If the borrower can’t make loan payments as a result of COVID-19, it’s important for the borrower to contact the loan servicer immediately and ask what relief options exist to pause or reduce the payments. Again, many private student loan lenders are offering options for borrowers affected by the pandemic. As a co-signer, you may not be able to request relief, but the borrower can.

When asking about forbearance or hardship relief options, it’s helpful to understand how long this period could last, whether interest or fees are included, and how monthly payments will change. Make sure you’re making an informed decision and that you’re clear on the details before you and the borrower agree to the terms.

Questions to ask private loan servicers about forbearance or hardship relief

  • Do they offer a special disaster forbearance or relief options to help borrowers affected by the COVID-19 pandemic?
  • What are the necessary steps to request forbearance or relief?
  • Are there fees for signing up for a forbearance or relief program?
  • Will interest continue to accrue during the forbearance or relief period, or will interest be added to the principal balance at the end of the forbearance?
  • How long will this forbearance or relief period last?
  • How will missed payments be made up? Will making up for the missed payments lead to an increase in the monthly payment?
  • If the borrower is unable to make payments after forbearance or relief ends, is there an opportunity to extend the relief?

Forbearance or relief programs through private lenders vary, but many are allowing borrowers to postpone or reduce their payments. Others are waiving late fees or allowing borrowers to modify their loans to reduce the interest rate and/or extend the loan term to lower monthly payments.

While you may not be able to request forbearance or relief, you may be able to help the borrower understand their options so you can make this important decision together.

Co-signer release

Some lenders offer the ability to release a co-signer after a certain number of on-time payments and after they’ve met other requirements. However, the use of forbearance or relief programs may impact your ability to qualify for or request co-signer release. Be sure to discuss these options with the borrower and servicer to see if these relief programs are a good option for you.

Get everything in writing

If you’re able to secure forbearance or another relief program, make sure the servicer provides the terms of the agreement in writing. It’s important to monitor your monthly payments to check for inaccuracies, and this documentation can help you dispute any errors.

Check your credit reports

Any payments missed by the borrower can impact your credit too. Because of the coronavirus pandemic, the three nationwide credit reporting agencies (also known as credit reporting companies)–Equifax, TransUnion, and Experian–are providing free online credit reports once a week through April 2021. How often to check your credit reports depends on your situation but once a month should be enough to catch any missed payments or errors. If you see any errors on your credit report, you can work to dispute it with both the servicer and the credit reporting agencies.
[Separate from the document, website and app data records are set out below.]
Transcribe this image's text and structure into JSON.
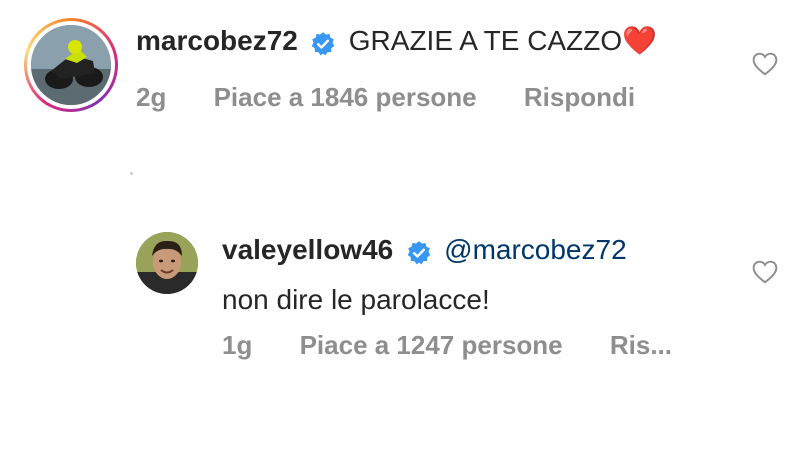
{
  "comments": [
    {
      "username": "marcobez72",
      "text": "GRAZIE A TE CAZZO",
      "emoji": "❤️",
      "time": "2g",
      "likes": "Piace a 1846 persone",
      "reply": "Rispondi"
    },
    {
      "username": "valeyellow46",
      "mention": "@marcobez72",
      "text": "non dire le parolacce!",
      "time": "1g",
      "likes": "Piace a 1247 persone",
      "reply": "Ris..."
    }
  ],
  "colors": {
    "verified": "#3897f0",
    "meta": "#8e8e8e",
    "mention": "#00376b",
    "heart": "#ed1c24"
  }
}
The recently passed CARES Act places special requirements on companies that report your payment information to credit reporting companies. Under the CARES Act, how your creditors report your account to the credit reporting companies depends, in part, on whether you’re current or already delinquent when this agreement is made. These reporting requirements apply only if you’re making any payments required by the agreement.

  • If your account is current and you make an agreement to make a partial payment, skip a payment, or other accommodation, then the creditor is to report to credit reporting companies that you’re current on your loan or account.
  • If your account is already delinquent and you make an agreement, then the creditor cannot report you as more delinquent (such as reporting you as 60 days delinquent when you started out 30 days delinquent) during the period of the agreement.
  • If your account is already delinquent and you make an agreement, and you bring your account current, the creditor must report that you are current on your loan or account.

This CARES Act requirement applies only to agreements made between January 31, 2020, and one of the following dates, whichever is later: